## Exercise details
After going through the data, give the number of lines that contain the word "name" as your sole answer.

[Records from a collection]
*** Block opens ***
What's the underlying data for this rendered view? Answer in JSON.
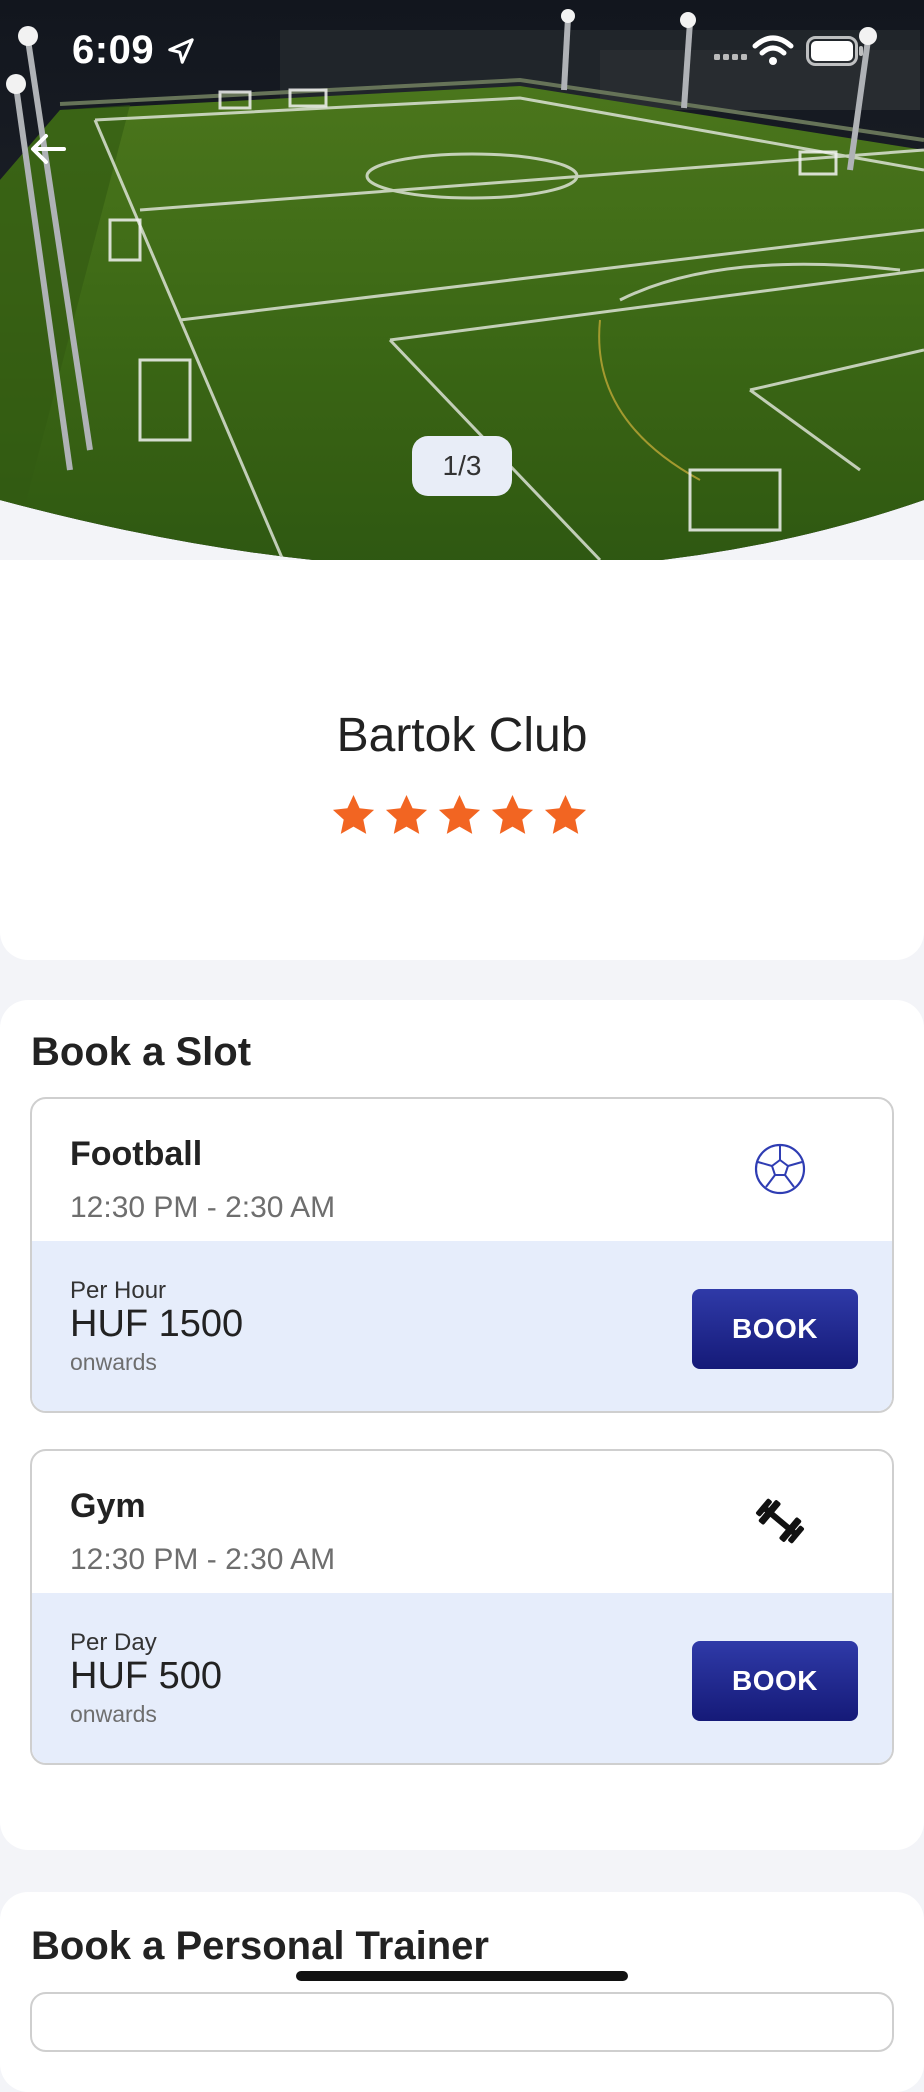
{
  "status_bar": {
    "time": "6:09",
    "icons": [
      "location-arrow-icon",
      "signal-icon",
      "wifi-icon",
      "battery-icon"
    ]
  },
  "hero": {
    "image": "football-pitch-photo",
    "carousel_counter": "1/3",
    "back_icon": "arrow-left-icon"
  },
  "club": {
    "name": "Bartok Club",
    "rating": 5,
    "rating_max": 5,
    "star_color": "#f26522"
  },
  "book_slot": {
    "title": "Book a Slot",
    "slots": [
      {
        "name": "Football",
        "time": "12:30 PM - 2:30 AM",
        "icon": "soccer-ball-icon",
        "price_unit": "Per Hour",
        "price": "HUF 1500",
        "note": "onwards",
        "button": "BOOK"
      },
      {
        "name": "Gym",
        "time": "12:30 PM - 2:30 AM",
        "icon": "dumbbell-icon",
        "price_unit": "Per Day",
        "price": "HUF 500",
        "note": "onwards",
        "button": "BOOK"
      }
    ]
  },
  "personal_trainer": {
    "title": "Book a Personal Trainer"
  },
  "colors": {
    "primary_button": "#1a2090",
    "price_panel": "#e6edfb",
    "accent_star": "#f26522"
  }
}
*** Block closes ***
## Finished task
3